··· Record set

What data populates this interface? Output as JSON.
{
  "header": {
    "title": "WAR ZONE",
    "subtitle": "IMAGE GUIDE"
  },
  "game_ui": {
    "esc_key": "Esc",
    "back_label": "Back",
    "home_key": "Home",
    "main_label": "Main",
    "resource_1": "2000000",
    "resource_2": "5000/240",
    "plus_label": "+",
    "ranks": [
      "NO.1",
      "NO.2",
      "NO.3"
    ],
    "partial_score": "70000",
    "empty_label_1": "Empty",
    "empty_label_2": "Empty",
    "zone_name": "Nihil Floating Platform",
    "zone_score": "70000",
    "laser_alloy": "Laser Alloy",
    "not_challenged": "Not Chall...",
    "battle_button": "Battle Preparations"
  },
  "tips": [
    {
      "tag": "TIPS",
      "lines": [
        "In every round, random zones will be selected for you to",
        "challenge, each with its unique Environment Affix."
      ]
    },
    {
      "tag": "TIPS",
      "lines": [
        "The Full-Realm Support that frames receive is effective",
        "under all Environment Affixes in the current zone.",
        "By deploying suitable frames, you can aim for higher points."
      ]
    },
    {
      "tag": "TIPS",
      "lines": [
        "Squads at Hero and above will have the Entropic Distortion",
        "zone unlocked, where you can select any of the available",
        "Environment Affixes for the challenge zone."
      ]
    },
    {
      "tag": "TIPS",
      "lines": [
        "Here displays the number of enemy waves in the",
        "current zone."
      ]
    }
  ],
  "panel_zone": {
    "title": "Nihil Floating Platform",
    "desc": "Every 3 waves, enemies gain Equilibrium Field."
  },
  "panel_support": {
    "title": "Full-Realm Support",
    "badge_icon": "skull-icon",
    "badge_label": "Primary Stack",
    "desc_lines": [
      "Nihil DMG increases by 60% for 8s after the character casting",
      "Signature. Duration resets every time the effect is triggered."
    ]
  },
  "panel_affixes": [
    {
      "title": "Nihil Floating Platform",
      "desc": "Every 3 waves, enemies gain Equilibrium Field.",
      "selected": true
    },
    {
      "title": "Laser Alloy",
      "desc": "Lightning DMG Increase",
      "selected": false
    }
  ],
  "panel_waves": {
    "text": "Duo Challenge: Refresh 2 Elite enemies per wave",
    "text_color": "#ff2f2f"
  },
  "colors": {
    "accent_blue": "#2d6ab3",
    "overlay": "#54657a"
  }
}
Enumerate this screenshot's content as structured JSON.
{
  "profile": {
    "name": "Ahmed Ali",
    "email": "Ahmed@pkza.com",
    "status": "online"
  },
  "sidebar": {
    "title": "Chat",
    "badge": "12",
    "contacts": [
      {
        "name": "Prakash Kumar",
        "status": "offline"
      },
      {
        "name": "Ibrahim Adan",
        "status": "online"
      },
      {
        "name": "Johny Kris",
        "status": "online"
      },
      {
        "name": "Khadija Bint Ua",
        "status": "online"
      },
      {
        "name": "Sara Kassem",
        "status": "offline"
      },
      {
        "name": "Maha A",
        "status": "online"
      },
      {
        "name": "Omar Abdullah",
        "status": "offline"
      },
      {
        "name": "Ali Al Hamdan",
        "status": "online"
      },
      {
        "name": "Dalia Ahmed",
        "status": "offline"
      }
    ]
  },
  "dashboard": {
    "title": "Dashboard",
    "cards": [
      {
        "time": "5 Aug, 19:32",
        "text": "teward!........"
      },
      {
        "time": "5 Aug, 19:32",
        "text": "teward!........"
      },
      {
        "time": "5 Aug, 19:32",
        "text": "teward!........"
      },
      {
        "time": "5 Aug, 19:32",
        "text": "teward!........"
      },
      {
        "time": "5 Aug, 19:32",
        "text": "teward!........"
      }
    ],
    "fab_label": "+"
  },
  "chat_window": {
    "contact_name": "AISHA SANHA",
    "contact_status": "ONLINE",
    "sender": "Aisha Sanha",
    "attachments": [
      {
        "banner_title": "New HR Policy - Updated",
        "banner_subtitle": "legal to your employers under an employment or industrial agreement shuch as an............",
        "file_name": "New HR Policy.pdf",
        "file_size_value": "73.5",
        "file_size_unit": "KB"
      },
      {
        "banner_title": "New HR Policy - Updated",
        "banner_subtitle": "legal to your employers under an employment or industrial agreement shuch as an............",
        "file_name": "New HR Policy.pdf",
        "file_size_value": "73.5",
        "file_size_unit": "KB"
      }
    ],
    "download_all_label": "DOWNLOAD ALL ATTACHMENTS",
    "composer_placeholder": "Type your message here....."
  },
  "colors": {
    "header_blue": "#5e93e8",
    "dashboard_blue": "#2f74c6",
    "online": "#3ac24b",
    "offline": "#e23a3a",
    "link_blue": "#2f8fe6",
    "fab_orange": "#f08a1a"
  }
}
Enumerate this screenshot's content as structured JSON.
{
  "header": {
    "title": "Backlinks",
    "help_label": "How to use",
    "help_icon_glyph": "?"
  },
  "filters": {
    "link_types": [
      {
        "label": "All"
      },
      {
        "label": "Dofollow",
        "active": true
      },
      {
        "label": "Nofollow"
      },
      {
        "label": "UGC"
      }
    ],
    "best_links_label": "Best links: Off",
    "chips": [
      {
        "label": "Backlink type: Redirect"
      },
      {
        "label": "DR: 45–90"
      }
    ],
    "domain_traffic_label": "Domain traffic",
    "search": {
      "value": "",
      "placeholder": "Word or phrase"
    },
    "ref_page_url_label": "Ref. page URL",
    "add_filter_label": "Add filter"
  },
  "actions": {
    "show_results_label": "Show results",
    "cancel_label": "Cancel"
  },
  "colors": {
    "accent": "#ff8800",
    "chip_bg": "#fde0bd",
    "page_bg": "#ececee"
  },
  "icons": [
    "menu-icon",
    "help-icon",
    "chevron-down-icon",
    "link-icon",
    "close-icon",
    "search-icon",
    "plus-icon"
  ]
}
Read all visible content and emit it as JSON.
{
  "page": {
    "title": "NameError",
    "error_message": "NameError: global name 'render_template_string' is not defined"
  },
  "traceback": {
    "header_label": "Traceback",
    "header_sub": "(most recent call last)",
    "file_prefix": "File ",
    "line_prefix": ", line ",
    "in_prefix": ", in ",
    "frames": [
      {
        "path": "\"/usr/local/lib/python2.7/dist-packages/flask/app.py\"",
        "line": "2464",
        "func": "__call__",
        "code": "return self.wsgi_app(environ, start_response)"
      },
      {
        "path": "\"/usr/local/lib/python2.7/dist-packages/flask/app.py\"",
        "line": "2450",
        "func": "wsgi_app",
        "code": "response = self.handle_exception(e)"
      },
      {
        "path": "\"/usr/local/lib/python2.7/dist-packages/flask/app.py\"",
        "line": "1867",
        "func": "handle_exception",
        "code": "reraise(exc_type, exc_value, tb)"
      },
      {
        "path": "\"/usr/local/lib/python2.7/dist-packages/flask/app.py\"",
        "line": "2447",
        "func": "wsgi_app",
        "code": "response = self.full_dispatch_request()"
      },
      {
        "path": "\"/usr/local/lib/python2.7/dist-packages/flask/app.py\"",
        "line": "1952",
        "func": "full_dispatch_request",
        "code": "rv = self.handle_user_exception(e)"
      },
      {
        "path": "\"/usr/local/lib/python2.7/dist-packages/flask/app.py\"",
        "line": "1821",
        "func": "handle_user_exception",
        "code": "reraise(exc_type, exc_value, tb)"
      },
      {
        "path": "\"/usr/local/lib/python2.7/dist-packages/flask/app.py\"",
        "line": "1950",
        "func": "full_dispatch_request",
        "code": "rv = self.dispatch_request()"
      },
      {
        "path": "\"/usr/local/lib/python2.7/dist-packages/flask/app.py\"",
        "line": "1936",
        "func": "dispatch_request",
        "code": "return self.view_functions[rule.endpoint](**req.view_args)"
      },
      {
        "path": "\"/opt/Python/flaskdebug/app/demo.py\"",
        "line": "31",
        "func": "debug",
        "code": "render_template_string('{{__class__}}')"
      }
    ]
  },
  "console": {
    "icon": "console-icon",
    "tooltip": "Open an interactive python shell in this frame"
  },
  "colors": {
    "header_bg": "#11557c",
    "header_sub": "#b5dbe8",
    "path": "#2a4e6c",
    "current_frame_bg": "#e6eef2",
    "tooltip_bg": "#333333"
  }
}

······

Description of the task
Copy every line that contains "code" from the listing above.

Result
        "code": "return self.wsgi_app(environ, start_response)"
        "code": "response = self.handle_exception(e)"
        "code": "reraise(exc_type, exc_value, tb)"
        "code": "response = self.full_dispatch_request()"
        "code": "rv = self.handle_user_exception(e)"
        "code": "reraise(exc_type, exc_value, tb)"
        "code": "rv = self.dispatch_request()"
        "code": "return self.view_functions[rule.endpoint](**req.view_args)"
        "code": "render_template_string('{{__class__}}')"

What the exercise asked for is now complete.